Spring Arbor University, a small liberal arts school in Michigan, has announced that it will offer loan repayment assistance to its incoming class if students can’t land steady employment after graduation, according to a release posted to its Facebook page.
President Charles Webb says in the release that the program offers “peace of mind” to those who might otherwise not attend college for fear of incurring too much debt in an uncertain economy.
Next fall, the school will automatically enroll freshmen in a loan repayment assistance program that offers the university’s support if students and their families have trouble making loan payments. After graduation, students must work 30 hours per week, and if their incomes don’t rise past established benchmarks, the program kicks in until students make more or pay off the loan.

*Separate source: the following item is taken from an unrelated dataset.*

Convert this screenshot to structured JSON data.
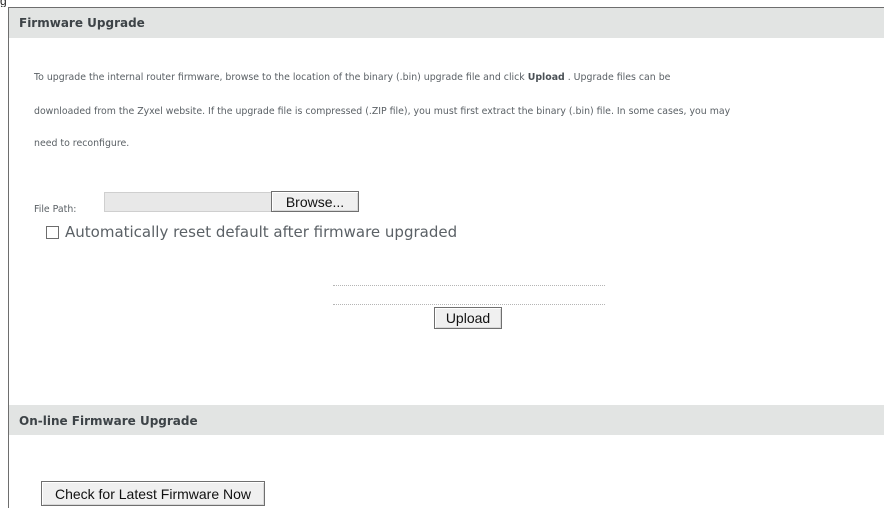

The program was announced weeks after the millennial unemployment rate hit 13.1percent, compared to a national rate of 7.9 percent, according to the January jobs report from the U.S. Department of Labor. Unemployment has risen sharply among Americans aged 18 to 29, up from 11.5 percent in December 2012 and 10.9 percent in November.
Read more at The Huffington Post.